_What the exercise asks:_
Would you please restate all of the data exactly?

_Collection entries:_
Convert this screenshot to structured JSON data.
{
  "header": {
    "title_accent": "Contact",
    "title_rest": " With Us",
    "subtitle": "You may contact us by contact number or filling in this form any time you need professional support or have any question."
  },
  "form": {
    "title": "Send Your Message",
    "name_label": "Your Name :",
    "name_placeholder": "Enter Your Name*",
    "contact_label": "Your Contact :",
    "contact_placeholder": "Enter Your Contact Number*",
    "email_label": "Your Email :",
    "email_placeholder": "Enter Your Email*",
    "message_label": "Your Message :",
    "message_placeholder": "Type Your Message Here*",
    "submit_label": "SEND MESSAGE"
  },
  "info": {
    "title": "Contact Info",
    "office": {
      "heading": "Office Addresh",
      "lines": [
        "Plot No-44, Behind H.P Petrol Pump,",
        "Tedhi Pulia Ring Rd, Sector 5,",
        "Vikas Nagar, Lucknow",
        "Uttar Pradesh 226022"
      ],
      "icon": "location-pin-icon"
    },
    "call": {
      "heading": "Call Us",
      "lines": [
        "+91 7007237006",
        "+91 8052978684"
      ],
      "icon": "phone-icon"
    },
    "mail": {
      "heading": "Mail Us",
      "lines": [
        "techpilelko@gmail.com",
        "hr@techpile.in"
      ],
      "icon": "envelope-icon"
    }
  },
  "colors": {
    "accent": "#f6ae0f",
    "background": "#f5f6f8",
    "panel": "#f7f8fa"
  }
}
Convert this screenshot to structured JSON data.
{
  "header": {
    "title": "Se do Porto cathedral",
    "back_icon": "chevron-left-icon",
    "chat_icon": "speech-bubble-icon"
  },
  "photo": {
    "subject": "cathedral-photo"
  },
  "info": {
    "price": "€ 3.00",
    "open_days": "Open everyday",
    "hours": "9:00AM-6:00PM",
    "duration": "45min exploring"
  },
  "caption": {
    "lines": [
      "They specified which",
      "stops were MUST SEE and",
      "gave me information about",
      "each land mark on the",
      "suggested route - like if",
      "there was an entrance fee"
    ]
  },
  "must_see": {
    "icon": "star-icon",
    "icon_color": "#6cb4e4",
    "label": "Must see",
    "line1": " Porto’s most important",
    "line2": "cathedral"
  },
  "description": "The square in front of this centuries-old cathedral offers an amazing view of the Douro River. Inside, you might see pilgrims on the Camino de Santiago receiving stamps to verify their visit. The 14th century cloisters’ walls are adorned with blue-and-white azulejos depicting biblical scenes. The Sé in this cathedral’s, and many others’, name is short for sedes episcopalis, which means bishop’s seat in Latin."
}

_Final answer:_
Convert this screenshot to structured JSON data.
{
  "header": {
    "title_accent": "Contact",
    "title_rest": " With Us",
    "subtitle": "You may contact us by contact number or filling in this form any time you need professional support or have any question."
  },
  "form": {
    "title": "Send Your Message",
    "name_label": "Your Name :",
    "name_placeholder": "Enter Your Name*",
    "contact_label": "Your Contact :",
    "contact_placeholder": "Enter Your Contact Number*",
    "email_label": "Your Email :",
    "email_placeholder": "Enter Your Email*",
    "message_label": "Your Message :",
    "message_placeholder": "Type Your Message Here*",
    "submit_label": "SEND MESSAGE"
  },
  "info": {
    "title": "Contact Info",
    "office": {
      "heading": "Office Addresh",
      "lines": [
        "Plot No-44, Behind H.P Petrol Pump,",
        "Tedhi Pulia Ring Rd, Sector 5,",
        "Vikas Nagar, Lucknow",
        "Uttar Pradesh 226022"
      ],
      "icon": "location-pin-icon"
    },
    "call": {
      "heading": "Call Us",
      "lines": [
        "+91 7007237006",
        "+91 8052978684"
      ],
      "icon": "phone-icon"
    },
    "mail": {
      "heading": "Mail Us",
      "lines": [
        "techpilelko@gmail.com",
        "hr@techpile.in"
      ],
      "icon": "envelope-icon"
    }
  },
  "colors": {
    "accent": "#f6ae0f",
    "background": "#f5f6f8",
    "panel": "#f7f8fa"
  }
}
Convert this screenshot to structured JSON data.
{
  "header": {
    "title": "Se do Porto cathedral",
    "back_icon": "chevron-left-icon",
    "chat_icon": "speech-bubble-icon"
  },
  "photo": {
    "subject": "cathedral-photo"
  },
  "info": {
    "price": "€ 3.00",
    "open_days": "Open everyday",
    "hours": "9:00AM-6:00PM",
    "duration": "45min exploring"
  },
  "caption": {
    "lines": [
      "They specified which",
      "stops were MUST SEE and",
      "gave me information about",
      "each land mark on the",
      "suggested route - like if",
      "there was an entrance fee"
    ]
  },
  "must_see": {
    "icon": "star-icon",
    "icon_color": "#6cb4e4",
    "label": "Must see",
    "line1": " Porto’s most important",
    "line2": "cathedral"
  },
  "description": "The square in front of this centuries-old cathedral offers an amazing view of the Douro River. Inside, you might see pilgrims on the Camino de Santiago receiving stamps to verify their visit. The 14th century cloisters’ walls are adorned with blue-and-white azulejos depicting biblical scenes. The Sé in this cathedral’s, and many others’, name is short for sedes episcopalis, which means bishop’s seat in Latin."
}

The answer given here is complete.